**Task item:** Lines that include "Order" make up the answer; copy all of them from the data below.

=== Section Start ===

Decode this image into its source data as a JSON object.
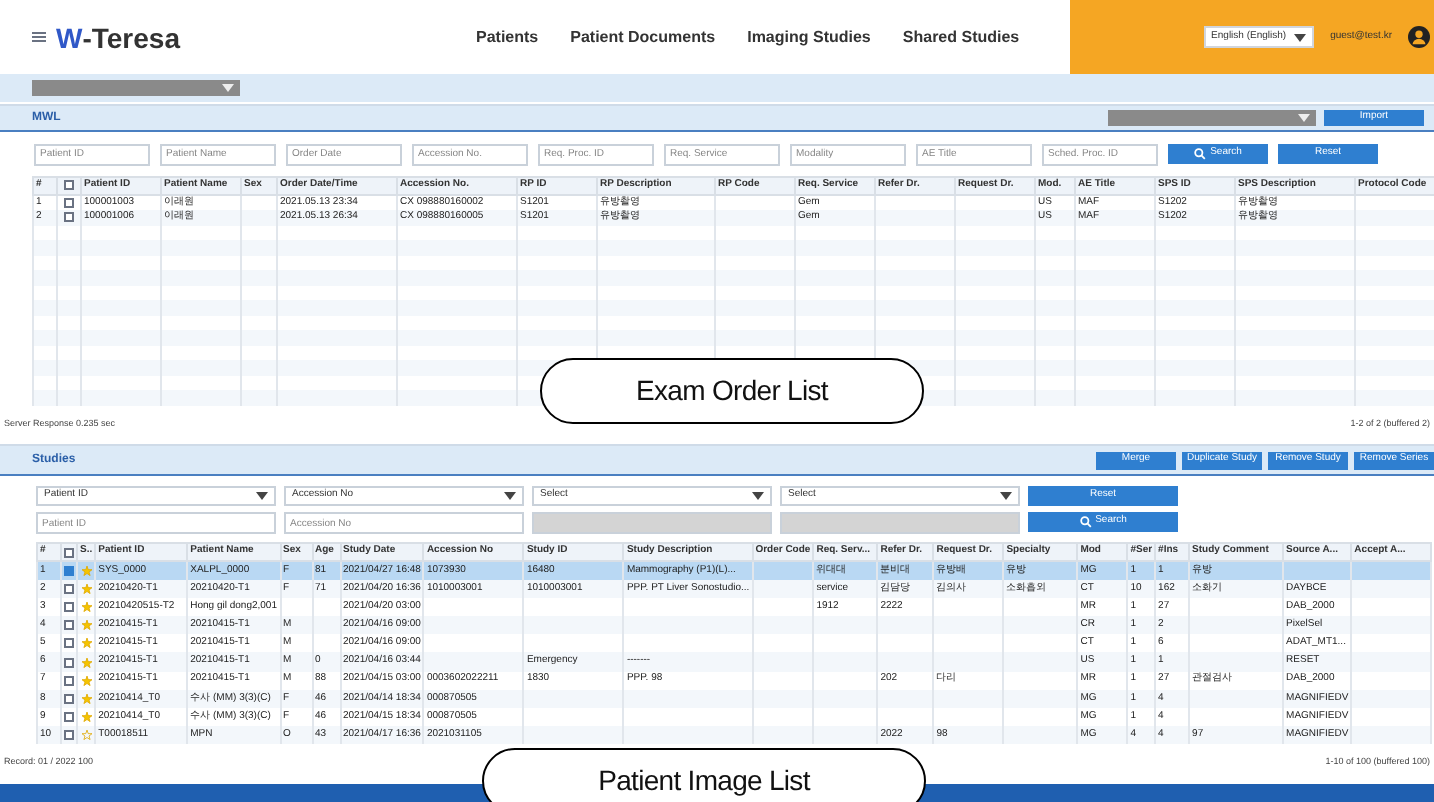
{
  "header": {
    "logo_mark": "W",
    "logo_text": "-Teresa",
    "nav": [
      "Patients",
      "Patient Documents",
      "Imaging Studies",
      "Shared Studies"
    ],
    "language": "English (English)",
    "user": "guest@test.kr"
  },
  "mwl": {
    "title": "MWL",
    "import_button": "Import",
    "filters": [
      {
        "placeholder": "Patient ID"
      },
      {
        "placeholder": "Patient Name"
      },
      {
        "placeholder": "Order Date"
      },
      {
        "placeholder": "Accession No."
      },
      {
        "placeholder": "Req. Proc. ID"
      },
      {
        "placeholder": "Req. Service"
      },
      {
        "placeholder": "Modality"
      },
      {
        "placeholder": "AE Title"
      },
      {
        "placeholder": "Sched. Proc. ID"
      }
    ],
    "header_checked": false,
    "search_button": "Search",
    "reset_button": "Reset",
    "columns": [
      "#",
      "",
      "Patient ID",
      "Patient Name",
      "Sex",
      "Order Date/Time",
      "Accession No.",
      "RP ID",
      "RP Description",
      "RP Code",
      "Req. Service",
      "Refer Dr.",
      "Request Dr.",
      "Mod.",
      "AE Title",
      "SPS ID",
      "SPS Description",
      "Protocol Code"
    ],
    "rows": [
      {
        "checked": false,
        "cells": [
          "1",
          "",
          "100001003",
          "이래원",
          "",
          "2021.05.13 23:34",
          "CX 098880160002",
          "S1201",
          "유방촬영",
          "",
          "Gem",
          "",
          "",
          "US",
          "MAF",
          "S1202",
          "유방촬영",
          ""
        ]
      },
      {
        "checked": false,
        "cells": [
          "2",
          "",
          "100001006",
          "이래원",
          "",
          "2021.05.13 26:34",
          "CX 098880160005",
          "S1201",
          "유방촬영",
          "",
          "Gem",
          "",
          "",
          "US",
          "MAF",
          "S1202",
          "유방촬영",
          ""
        ]
      }
    ],
    "status": "Server Response 0.235 sec",
    "paging": "1-2 of 2 (buffered 2)",
    "callout": "Exam Order List"
  },
  "studies": {
    "title": "Studies",
    "buttons": [
      "Merge",
      "Duplicate Study",
      "Remove Study",
      "Remove Series"
    ],
    "filter_selects": [
      "Patient ID",
      "Accession No",
      "Select",
      "Select"
    ],
    "reset_button": "Reset",
    "filter_inputs": [
      {
        "placeholder": "Patient ID",
        "disabled": false
      },
      {
        "placeholder": "Accession No",
        "disabled": false
      },
      {
        "disabled": true
      },
      {
        "disabled": true
      }
    ],
    "search_button": "Search",
    "header_checked": false,
    "columns": [
      "#",
      "",
      "S..",
      "Patient ID",
      "Patient Name",
      "Sex",
      "Age",
      "Study Date",
      "Accession No",
      "Study ID",
      "Study Description",
      "Order Code",
      "Req. Serv...",
      "Refer Dr.",
      "Request Dr.",
      "Specialty",
      "Mod",
      "#Ser",
      "#Ins",
      "Study Comment",
      "Source A...",
      "Accept A..."
    ],
    "rows": [
      {
        "selected": true,
        "checked": true,
        "starred": true,
        "cells": [
          "1",
          "",
          "",
          "SYS_0000",
          "XALPL_0000",
          "F",
          "81",
          "2021/04/27 16:48",
          "1073930",
          "16480",
          "Mammography (P1)(L)...",
          "",
          "위대대",
          "분비대",
          "유방배",
          "유방",
          "MG",
          "1",
          "1",
          "유방",
          "",
          ""
        ]
      },
      {
        "selected": false,
        "checked": false,
        "starred": true,
        "cells": [
          "2",
          "",
          "",
          "20210420-T1",
          "20210420-T1",
          "F",
          "71",
          "2021/04/20 16:36",
          "1010003001",
          "1010003001",
          "PPP. PT Liver Sonostudio...",
          "",
          "service",
          "김담당",
          "김의사",
          "소화흡외",
          "CT",
          "10",
          "162",
          "소화기",
          "DAYBCE",
          ""
        ]
      },
      {
        "selected": false,
        "checked": false,
        "starred": true,
        "cells": [
          "3",
          "",
          "",
          "20210420515-T2",
          "Hong gil dong2,001",
          "",
          "",
          "2021/04/20 03:00",
          "",
          "",
          "",
          "",
          "1912",
          "2222",
          "",
          "",
          "MR",
          "1",
          "27",
          "",
          "DAB_2000",
          ""
        ]
      },
      {
        "selected": false,
        "checked": false,
        "starred": true,
        "cells": [
          "4",
          "",
          "",
          "20210415-T1",
          "20210415-T1",
          "M",
          "",
          "2021/04/16 09:00",
          "",
          "",
          "",
          "",
          "",
          "",
          "",
          "",
          "CR",
          "1",
          "2",
          "",
          "PixelSel",
          ""
        ]
      },
      {
        "selected": false,
        "checked": false,
        "starred": true,
        "cells": [
          "5",
          "",
          "",
          "20210415-T1",
          "20210415-T1",
          "M",
          "",
          "2021/04/16 09:00",
          "",
          "",
          "",
          "",
          "",
          "",
          "",
          "",
          "CT",
          "1",
          "6",
          "",
          "ADAT_MT1...",
          ""
        ]
      },
      {
        "selected": false,
        "checked": false,
        "starred": true,
        "cells": [
          "6",
          "",
          "",
          "20210415-T1",
          "20210415-T1",
          "M",
          "0",
          "2021/04/16 03:44",
          "",
          "Emergency",
          "-------",
          "",
          "",
          "",
          "",
          "",
          "US",
          "1",
          "1",
          "",
          "RESET",
          ""
        ]
      },
      {
        "selected": false,
        "checked": false,
        "starred": true,
        "cells": [
          "7",
          "",
          "",
          "20210415-T1",
          "20210415-T1",
          "M",
          "88",
          "2021/04/15 03:00",
          "0003602022211",
          "1830",
          "PPP. 98",
          "",
          "",
          "202",
          "다리",
          "",
          "MR",
          "1",
          "27",
          "관절검사",
          "DAB_2000",
          ""
        ]
      },
      {
        "selected": false,
        "checked": false,
        "starred": true,
        "cells": [
          "8",
          "",
          "",
          "20210414_T0",
          "수사 (MM) 3(3)(C)",
          "F",
          "46",
          "2021/04/14 18:34",
          "000870505",
          "",
          "",
          "",
          "",
          "",
          "",
          "",
          "MG",
          "1",
          "4",
          "",
          "MAGNIFIEDV",
          ""
        ]
      },
      {
        "selected": false,
        "checked": false,
        "starred": true,
        "cells": [
          "9",
          "",
          "",
          "20210414_T0",
          "수사 (MM) 3(3)(C)",
          "F",
          "46",
          "2021/04/15 18:34",
          "000870505",
          "",
          "",
          "",
          "",
          "",
          "",
          "",
          "MG",
          "1",
          "4",
          "",
          "MAGNIFIEDV",
          ""
        ]
      },
      {
        "selected": false,
        "checked": false,
        "starred": false,
        "cells": [
          "10",
          "",
          "",
          "T00018511",
          "MPN",
          "O",
          "43",
          "2021/04/17 16:36",
          "2021031105",
          "",
          "",
          "",
          "",
          "2022",
          "98",
          "",
          "MG",
          "4",
          "4",
          "97",
          "MAGNIFIEDV",
          ""
        ]
      }
    ],
    "record": "Record: 01 / 2022 100",
    "paging": "1-10 of 100 (buffered 100)",
    "callout": "Patient Image List"
  }
}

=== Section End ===

**Finished task:**
        "placeholder": "Order Date"
      "Order Date/Time",
    "callout": "Exam Order List"
      "Order Code",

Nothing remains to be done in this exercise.